A few issues back, we brought you an inside look at the water borne technology by PPG Industries. We decided to go even further in depth this month, as we hooked up with Paul Stoll, paint proffesor at PPG, who was kind enough to set up this yearly Lowrider paint panel bash. In this section, we aim to show you the endless possibilities that you can create with this exciting new painting system.

We all know that Lowriders are all about paint. Without the right paintjob, your automotive masterpiece is just a rough draft. From Candy to Flake, Lowriders have been at the forefront of automotive paint technology for years, it just comes with the territory of being the talk of the Boulevard and Shows. This innovation is something that is environmentally friendly, and is still able to give you the luster found in some of today’s most sought after paint finishes.

It’s not new technology; it’s been around for years in Europe. This technology has also been in play at the OEM level in America. Current air quality regulations have led to safer paints, in order to promote a cleaner environment and a healthier world. The local body shops have followed suit, making their own transition into the waterborne paint bases. It’s been a learning experience for everybody, but it is not as bad as some initially thought the transition would be.

In this tech article, we teamed up with the Pros of PPG and a few invited guests for this annual bash, which proved to be quite a Lowrider painting experience, as the room was filled with endless talent and chemistry that captivated each and every builder on hand. The selected few came from as far East as New York, Kentucky, and from Western hubs like Phoenix and Sin City. These guys are going to show us how some of today’s technology works, so follow along as they pull out all the stops at PPG’s Los Angeles training center to show us the endless possibilities of waterborne technology.

PPG Industries
11276 Fifth St., Suite 500
Rancho Cucamonga, CA 91730

1. The PPG course started off with Paul and Frank talking about safety training before any spray guns and masks were handed out.

2. Paul showed the guys some examples of pieces that were painted in waterborne format.

3. These metal panels were ready to be worked on.

4. Everybody had to scuff down their own panel to make sure that the paints would adhere to the panels.

5. The panels were sealed and left to dry for the next step.
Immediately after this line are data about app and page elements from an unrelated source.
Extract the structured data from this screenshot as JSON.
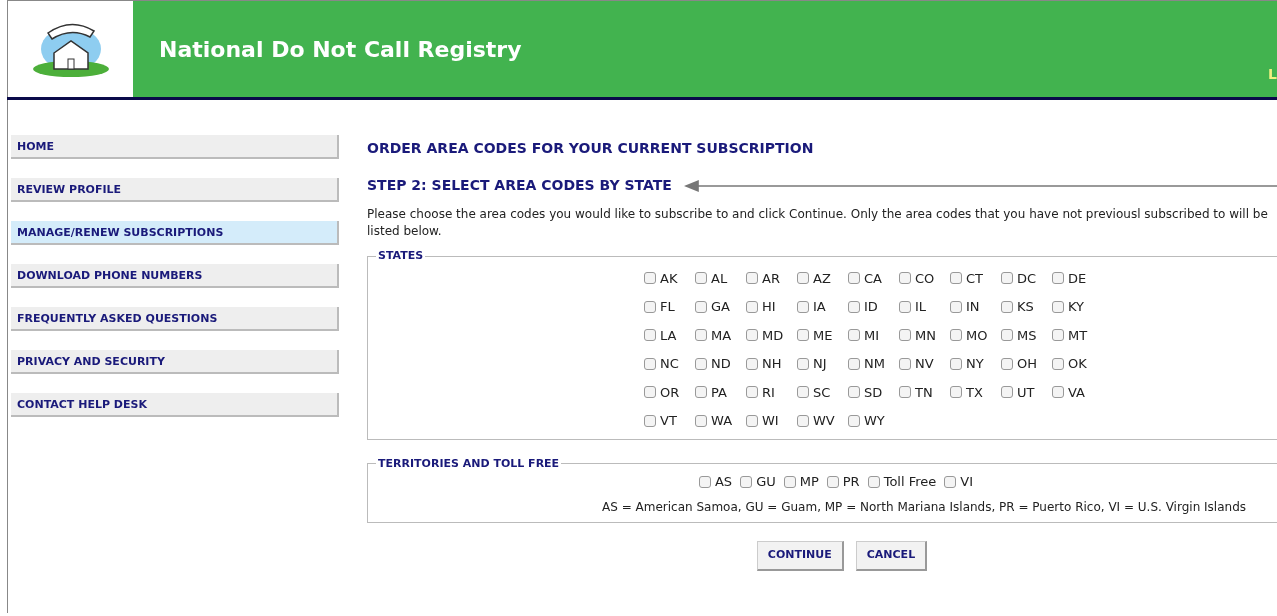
{
  "header": {
    "title": "National Do Not Call Registry",
    "corner_text": "L"
  },
  "sidebar": {
    "items": [
      {
        "label": "HOME",
        "selected": false
      },
      {
        "label": "REVIEW PROFILE",
        "selected": false
      },
      {
        "label": "MANAGE/RENEW SUBSCRIPTIONS",
        "selected": true
      },
      {
        "label": "DOWNLOAD PHONE NUMBERS",
        "selected": false
      },
      {
        "label": "FREQUENTLY ASKED QUESTIONS",
        "selected": false
      },
      {
        "label": "PRIVACY AND SECURITY",
        "selected": false
      },
      {
        "label": "CONTACT HELP DESK",
        "selected": false
      }
    ]
  },
  "main": {
    "heading": "ORDER AREA CODES FOR YOUR CURRENT SUBSCRIPTION",
    "step_heading": "STEP 2: SELECT AREA CODES BY STATE",
    "instructions": "Please choose the area codes you would like to subscribe to and click Continue. Only the area codes that you have not previousl subscribed to will be listed below.",
    "states": {
      "legend": "STATES",
      "options": [
        {
          "label": "AK",
          "checked": false
        },
        {
          "label": "AL",
          "checked": false
        },
        {
          "label": "AR",
          "checked": false
        },
        {
          "label": "AZ",
          "checked": false
        },
        {
          "label": "CA",
          "checked": false
        },
        {
          "label": "CO",
          "checked": false
        },
        {
          "label": "CT",
          "checked": false
        },
        {
          "label": "DC",
          "checked": false
        },
        {
          "label": "DE",
          "checked": false
        },
        {
          "label": "FL",
          "checked": false
        },
        {
          "label": "GA",
          "checked": false
        },
        {
          "label": "HI",
          "checked": false
        },
        {
          "label": "IA",
          "checked": false
        },
        {
          "label": "ID",
          "checked": false
        },
        {
          "label": "IL",
          "checked": false
        },
        {
          "label": "IN",
          "checked": false
        },
        {
          "label": "KS",
          "checked": false
        },
        {
          "label": "KY",
          "checked": false
        },
        {
          "label": "LA",
          "checked": false
        },
        {
          "label": "MA",
          "checked": false
        },
        {
          "label": "MD",
          "checked": false
        },
        {
          "label": "ME",
          "checked": false
        },
        {
          "label": "MI",
          "checked": false
        },
        {
          "label": "MN",
          "checked": false
        },
        {
          "label": "MO",
          "checked": false
        },
        {
          "label": "MS",
          "checked": false
        },
        {
          "label": "MT",
          "checked": false
        },
        {
          "label": "NC",
          "checked": false
        },
        {
          "label": "ND",
          "checked": false
        },
        {
          "label": "NH",
          "checked": false
        },
        {
          "label": "NJ",
          "checked": false
        },
        {
          "label": "NM",
          "checked": false
        },
        {
          "label": "NV",
          "checked": false
        },
        {
          "label": "NY",
          "checked": false
        },
        {
          "label": "OH",
          "checked": false
        },
        {
          "label": "OK",
          "checked": false
        },
        {
          "label": "OR",
          "checked": false
        },
        {
          "label": "PA",
          "checked": false
        },
        {
          "label": "RI",
          "checked": false
        },
        {
          "label": "SC",
          "checked": false
        },
        {
          "label": "SD",
          "checked": false
        },
        {
          "label": "TN",
          "checked": false
        },
        {
          "label": "TX",
          "checked": false
        },
        {
          "label": "UT",
          "checked": false
        },
        {
          "label": "VA",
          "checked": false
        },
        {
          "label": "VT",
          "checked": false
        },
        {
          "label": "WA",
          "checked": false
        },
        {
          "label": "WI",
          "checked": false
        },
        {
          "label": "WV",
          "checked": false
        },
        {
          "label": "WY",
          "checked": false
        }
      ]
    },
    "territories": {
      "legend": "TERRITORIES AND TOLL FREE",
      "options": [
        {
          "label": "AS",
          "checked": false
        },
        {
          "label": "GU",
          "checked": false
        },
        {
          "label": "MP",
          "checked": false
        },
        {
          "label": "PR",
          "checked": false
        },
        {
          "label": "Toll Free",
          "checked": false
        },
        {
          "label": "VI",
          "checked": false
        }
      ],
      "note": "AS = American Samoa, GU = Guam, MP = North Mariana Islands, PR = Puerto Rico, VI = U.S. Virgin Islands"
    },
    "buttons": [
      "CONTINUE",
      "CANCEL"
    ]
  }
}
6. Frank helped the panel dry using the air dryer gun which seems to be one of the additional steps in the new paint system.

7. Paul mixed some base clear to mix with some flake which will serve as the foundation for the panels.

8. The flake was stirred into the clear and ready to be shot onto the panels.

9. The panels were flaked out and left to dry in the heated booth.

10. After lunch Gilbert got his panel ready for his designs.

11. Marvin (NY) started laying out the art work on the panels.

12. Josh (KY) laid out a variety of styles on his panel.

13. As you can see, graphics take a lot of masking up and time before the first color can be laid out.

14. Paul mixed several colors that were ready for paint.

15. The paint started to flow in the booth, as did the creativity.

16. This paint could be used for mural work as they showed us on this panel.

17. The water borne paint adhered in a similar fashion to the old style, so the painters adjusted quickly.

18. As you can see, this panel wasn’t complete and the colors were already vibrant.

19. Louie of Louie’s Kustom Kolors sprayed his scallops that featured an old-school fade.

20. Some of the panels received a touch of pinstriping.

21. Zack applied Gold leafing to his panel.

22. Josh felt no pressure, as he applied some fine lines on his panels.

23. Bugs (AZ) was able to deal with the pressure of his peers.

24. These panels looked good after they were cleared.

25. Paul Stoll of PPG industries showed us his old school panel after it was cleared.

26. Josh Culver, of Culver Customs in Kentucky, laid out some cool graphics that included flames and a roof panel.

27. Zack “The Kid” Felix, of Felix Designs from Las Vegas, showed us a modern Lowrider graphics style which featured pinstriping and a touch of Gold leafing.

28. Gilbert Melendez, of Gil’s Kolorworks of Rancho Cucamonga, CA, showed us his flaming panel.

29. Marvin Shivnarain, of Artist Technicians in New York, showed us how the old school painters influenced his style.

30. Efrein “Bugs” Gonzales, of Bugs Auto Art and massage parlor in Phoenix, AZ, showed us his tail gate design with a Lowrider style touch.

31. Danny “Danny D” Galvez, of Baldwin Park, CA, showed us his old-school panel that was done and featured with no pin-striping.